Hands of Mercy Everywhere — putting young mothers on a trajectory toward a happy ending
For most teenage girls, the prospect of an unexpected pregnancy means entering a dark place bereft of hope and full of challenges that cannot possibly be met. For many, the situation resembles more punishment than blessing. At Hands of Mercy Everywhere (H.O.M.E.), a maternity home in Belleview, the goal is to foster a nurturing environment that puts young girls on a trajectory toward a happy ending, or at least one that avoids the tragic outcomes that are all too common.
Founder and CEO of H.O.M.E., Diane Schofield, explains that many young girls are victims of mental and sexual abuse or have parents in jail or have been neglected or even abandoned. In their trauma, “these young girls are looking for love in all the wrong places. It shouldn’t be a punishment for them because they are carrying a child,” Schofield said. She says that girls may think the only options for them are abortion or adoption, becoming a good parent not among them.

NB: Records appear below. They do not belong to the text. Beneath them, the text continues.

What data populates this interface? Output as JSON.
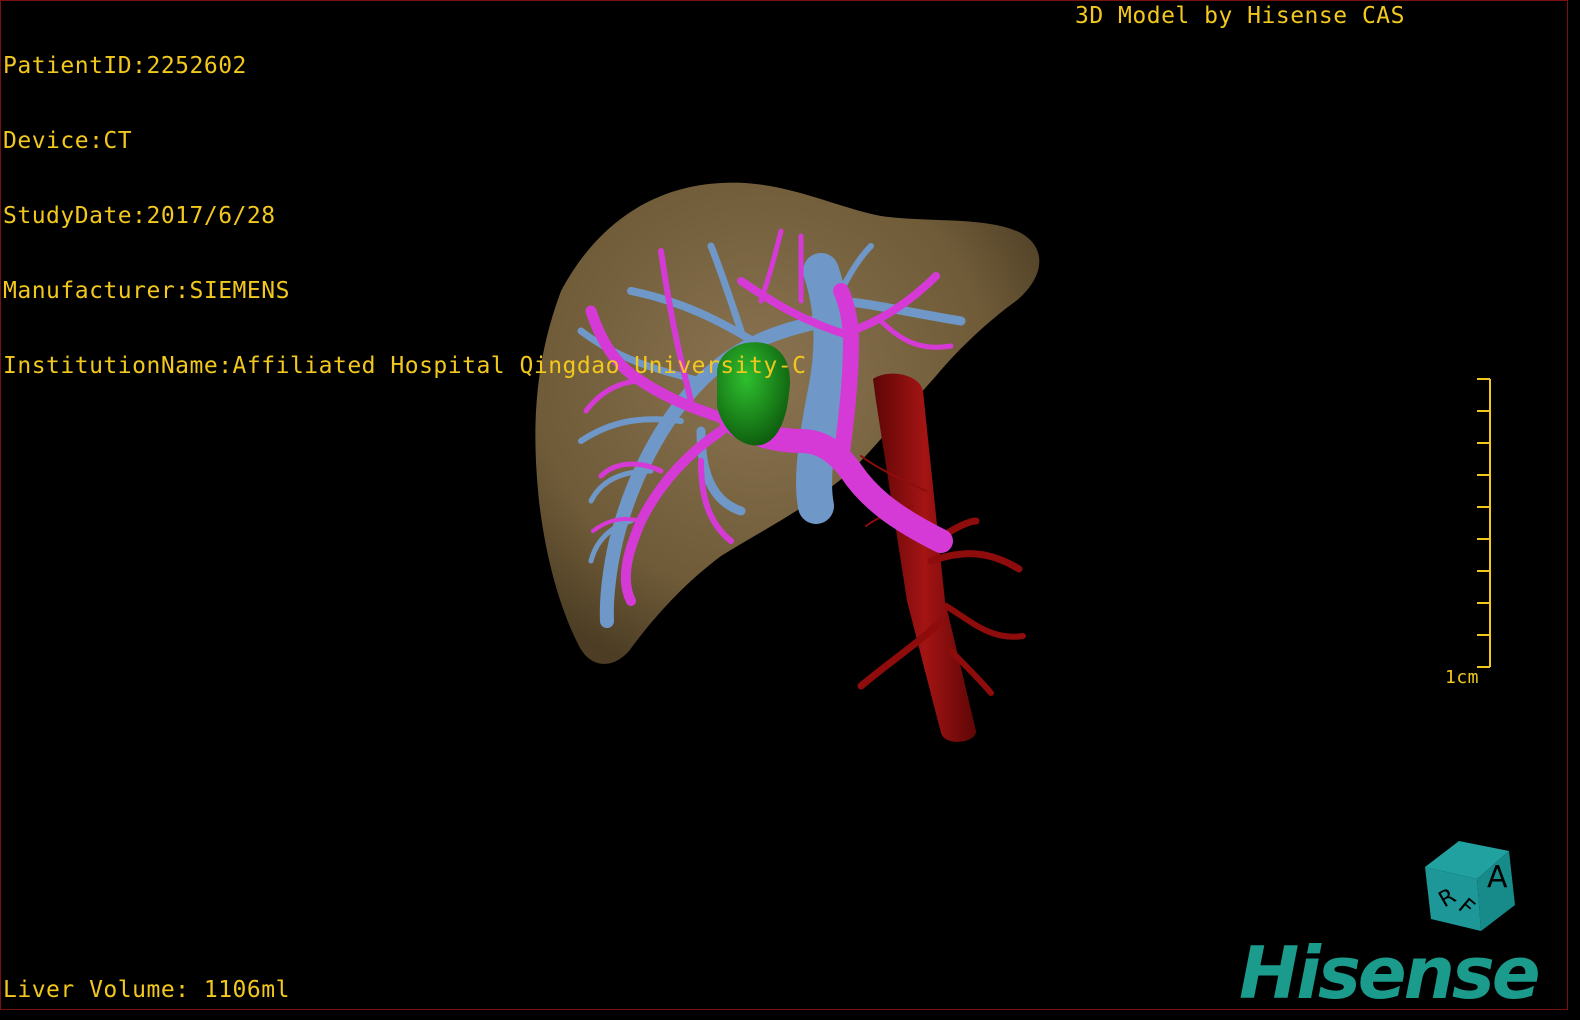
{
  "header": {
    "patient_id": "PatientID:2252602",
    "device": "Device:CT",
    "study_date": "StudyDate:2017/6/28",
    "manufacturer": "Manufacturer:SIEMENS",
    "institution": "InstitutionName:Affiliated Hospital Qingdao University-C"
  },
  "credit": "3D Model by Hisense CAS",
  "footer": {
    "liver_volume": "Liver Volume: 1106ml"
  },
  "scale_bar": {
    "label": "1cm"
  },
  "orientation_cube": {
    "faces": [
      "A",
      "R",
      "F"
    ]
  },
  "logo": {
    "text": "Hisense"
  },
  "model": {
    "structures": [
      "liver",
      "hepatic-vein",
      "portal-vein",
      "tumor",
      "aorta",
      "arteries"
    ]
  },
  "colors": {
    "overlay_text": "#f2c81e",
    "liver": "#7a6440",
    "hepatic_vein": "#6f98c8",
    "portal_vein": "#d63ad6",
    "tumor": "#1a8a1a",
    "artery": "#8e0c0c",
    "brand": "#1a9b8c"
  }
}
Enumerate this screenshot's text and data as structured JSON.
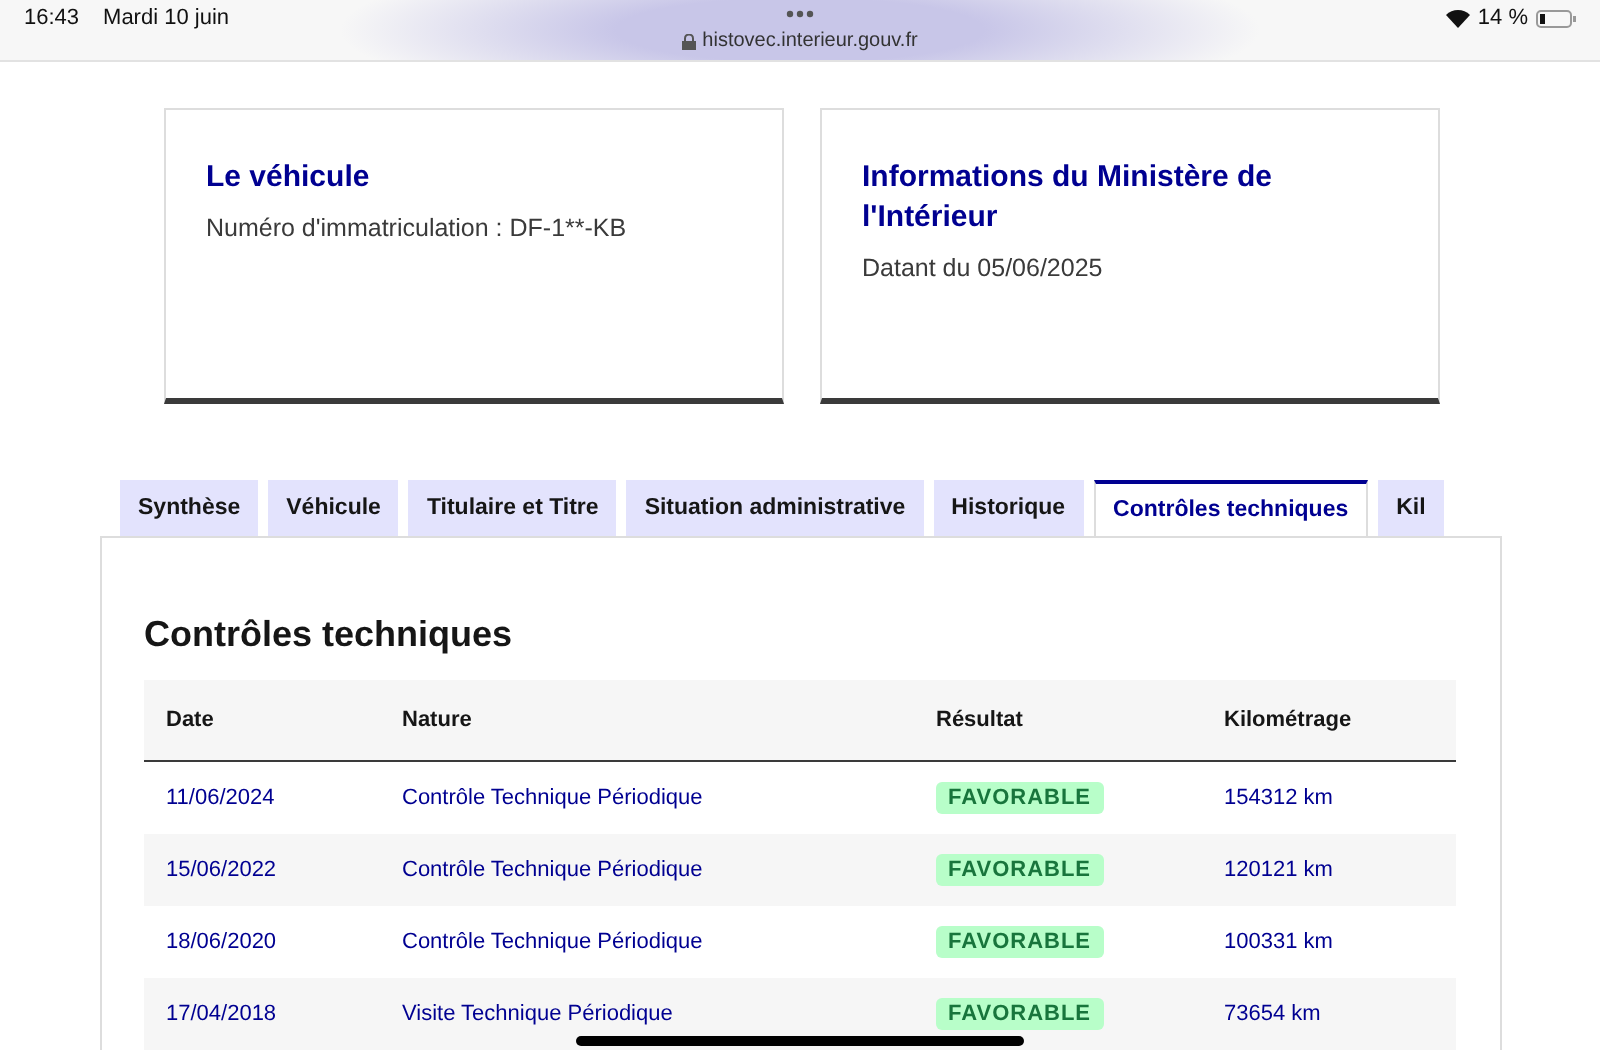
{
  "status_bar": {
    "time": "16:43",
    "date": "Mardi 10 juin",
    "url": "histovec.interieur.gouv.fr",
    "battery": "14 %"
  },
  "cards": [
    {
      "title": "Le véhicule",
      "text": "Numéro d'immatriculation : DF-1**-KB"
    },
    {
      "title": "Informations du Ministère de l'Intérieur",
      "text": "Datant du 05/06/2025"
    }
  ],
  "tabs": [
    {
      "label": "Synthèse",
      "selected": false
    },
    {
      "label": "Véhicule",
      "selected": false
    },
    {
      "label": "Titulaire et Titre",
      "selected": false
    },
    {
      "label": "Situation administrative",
      "selected": false
    },
    {
      "label": "Historique",
      "selected": false
    },
    {
      "label": "Contrôles techniques",
      "selected": true
    },
    {
      "label": "Kil",
      "selected": false
    }
  ],
  "section": {
    "title": "Contrôles techniques"
  },
  "table": {
    "columns": [
      "Date",
      "Nature",
      "Résultat",
      "Kilométrage"
    ],
    "rows": [
      {
        "date": "11/06/2024",
        "nature": "Contrôle Technique Périodique",
        "result": "FAVORABLE",
        "km": "154312 km"
      },
      {
        "date": "15/06/2022",
        "nature": "Contrôle Technique Périodique",
        "result": "FAVORABLE",
        "km": "120121 km"
      },
      {
        "date": "18/06/2020",
        "nature": "Contrôle Technique Périodique",
        "result": "FAVORABLE",
        "km": "100331 km"
      },
      {
        "date": "17/04/2018",
        "nature": "Visite Technique Périodique",
        "result": "FAVORABLE",
        "km": "73654 km"
      }
    ]
  }
}
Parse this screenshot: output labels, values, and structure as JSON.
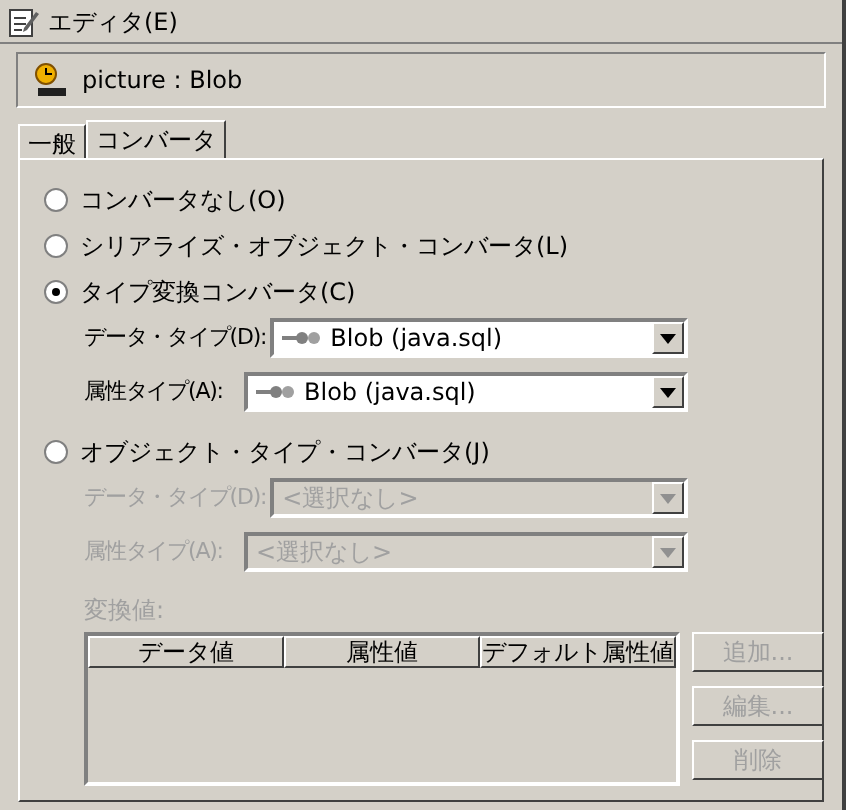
{
  "window": {
    "title": "エディタ(E)"
  },
  "header": {
    "label": "picture : Blob"
  },
  "tabs": [
    {
      "label": "一般",
      "selected": false
    },
    {
      "label": "コンバータ",
      "selected": true
    }
  ],
  "converters": [
    {
      "label": "コンバータなし(O)",
      "selected": false
    },
    {
      "label": "シリアライズ・オブジェクト・コンバータ(L)",
      "selected": false
    },
    {
      "label": "タイプ変換コンバータ(C)",
      "selected": true,
      "fields": [
        {
          "label": "データ・タイプ(D):",
          "value": "Blob (java.sql)",
          "disabled": false
        },
        {
          "label": "属性タイプ(A):",
          "value": "Blob (java.sql)",
          "disabled": false
        }
      ]
    },
    {
      "label": "オブジェクト・タイプ・コンバータ(J)",
      "selected": false,
      "fields": [
        {
          "label": "データ・タイプ(D):",
          "value": "<選択なし>",
          "disabled": true
        },
        {
          "label": "属性タイプ(A):",
          "value": "<選択なし>",
          "disabled": true
        }
      ]
    }
  ],
  "conversion_values": {
    "label": "変換値:",
    "disabled": true,
    "columns": [
      "データ値",
      "属性値",
      "デフォルト属性値"
    ],
    "buttons": [
      {
        "label": "追加...",
        "disabled": true
      },
      {
        "label": "編集...",
        "disabled": true
      },
      {
        "label": "削除",
        "disabled": true
      }
    ]
  }
}
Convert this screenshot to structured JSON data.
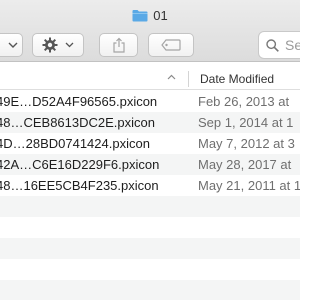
{
  "window": {
    "title": "01"
  },
  "toolbar": {
    "view_icon": "view-options-chevron-icon",
    "action_icon": "gear-icon",
    "share_icon": "share-icon",
    "tags_icon": "tag-icon",
    "search_placeholder": "Se"
  },
  "columns": {
    "date_modified": "Date Modified"
  },
  "rows": [
    {
      "name": "49E…D52A4F96565.pxicon",
      "date": "Feb 26, 2013 at"
    },
    {
      "name": "48…CEB8613DC2E.pxicon",
      "date": "Sep 1, 2014 at 1"
    },
    {
      "name": "4D…28BD0741424.pxicon",
      "date": "May 7, 2012 at 3"
    },
    {
      "name": "42A…C6E16D229F6.pxicon",
      "date": "May 28, 2017 at"
    },
    {
      "name": "48…16EE5CB4F235.pxicon",
      "date": "May 21, 2011 at 1"
    }
  ],
  "colors": {
    "toolbar_bg": "#e3e3e3",
    "folder_blue": "#5aa9e6",
    "row_alt": "#f4f5f5",
    "date_text": "#6f6f6f"
  }
}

H.O.M.E. provides access to education and health care that would have been denied these young girls, and it comes with providing life lessons with Christian values. In the past 18 years, H.O.M.E. has grown to become one of the largest maternity homes in the state of Florida and currently houses 17 girls and six babies.
Through the Florida Department of Children and Families, girls come to H.O.M.E. and most bring with them a life deficient of proper rearing. Once at H.O.M.E., girls begin to receive physical, mental and spiritual development they had likely never experienced.
“They’ve been placed with us through a court order because a parent abused, abandoned or neglected them,” Schofield said. “We have tons of parenting classes and we work with them on tutoring. When they go back to school, we work with them on daycare.”
At H.O.M.E. it is much more than just a safe space for troubled girls. The teens learn valuable life skills, interpersonal skills such as simple things like how to speak to an adult, apply for a job or even fill out a lease. Most of these girls have never dealt with professional adults and proper etiquette may be sorely lacking. It’s time to grow up, and it happens at H.O.M.E.
For the girls going through a pregnancy or already with a baby, there is the task of not only caring for a child and learning how to be a good parent or citizen, but also completing the necessary education required in society. That means girls miss a lot of school and have a lot of catching up to do – all while going through a pregnancy then raising a baby.
“We do have a really good success rate for them graduating,” Schofield said. “We work a lot with Belleview High School – if a student is behind, we get her caught up real quick.”
Schofield assures that in the program, “We’re there to help them, but not to raise their child for them. If you do that, it would be so easy to get pregnant again. They need to see the process, the good and the bad.”
The girls at H.O.M.E. all have to pull their weight, performing the chores necessary to make H.O.M.E. a home for all – there is no catering to the girls as if they were guests, and cash allowances are made each month in return. Through it all the girls learn how to be a good parent and how to be responsible and hard working.
When the COVID-19 pandemic hit, instead of falling through the cracks like many others, the staff and girls at H.O.M.E. seized the opportunity to come together to forge ahead in a different manner.
“We have three houses on the same block, and during COVID we turned it into a school and daycare,” Schofield said. “We were the church because you couldn’t go to church; it was a life skill center and a counseling center. I give kudos to our staff that didn’t quit and were willing to be flexible and versatile.
“The girls grew up a lot during that time. There was a lack of knowledge about COVID so they had to rely on us for guidance. It created an amazing bond with all of us.”
The counseling program at H.O.M.E. includes Trust Based Relational Intervention (TBRI), which was designed to meet the needs of children who have experienced “adversity, early harm, toxic stress, and or trauma.” Children who have endured traumatic experiences often hold a distrust of the loving adults in their lives and TBRI is specifically suited to help parents, caregivers and teachers care for children in the proper way that helps instill that necessary trust.
Over the years, the girls who have come through H.O.M.E. have developed special relationships with the staff and the other girls. They know they will never again be alone.
“The bonding that goes on with those girls in that house is special,” Schofield said. “They go their separate ways but they develop a sisterhood. They stay in contact. They stay in contact with the staff.”
Where was once a dark place, light enters for these troubled girls and success is measured in different ways. For some, success means raising a healthy child and embarking on a successful career.
“For me, (success) may be that they’re not abandoning or abusing their baby, or maybe they got their GED,” Schofield said. “We do have a really good success rate of graduating girls.”
To some, that may not seem like much, but from where most of these girls starte, a high school diploma and a healthy baby is a dream come true.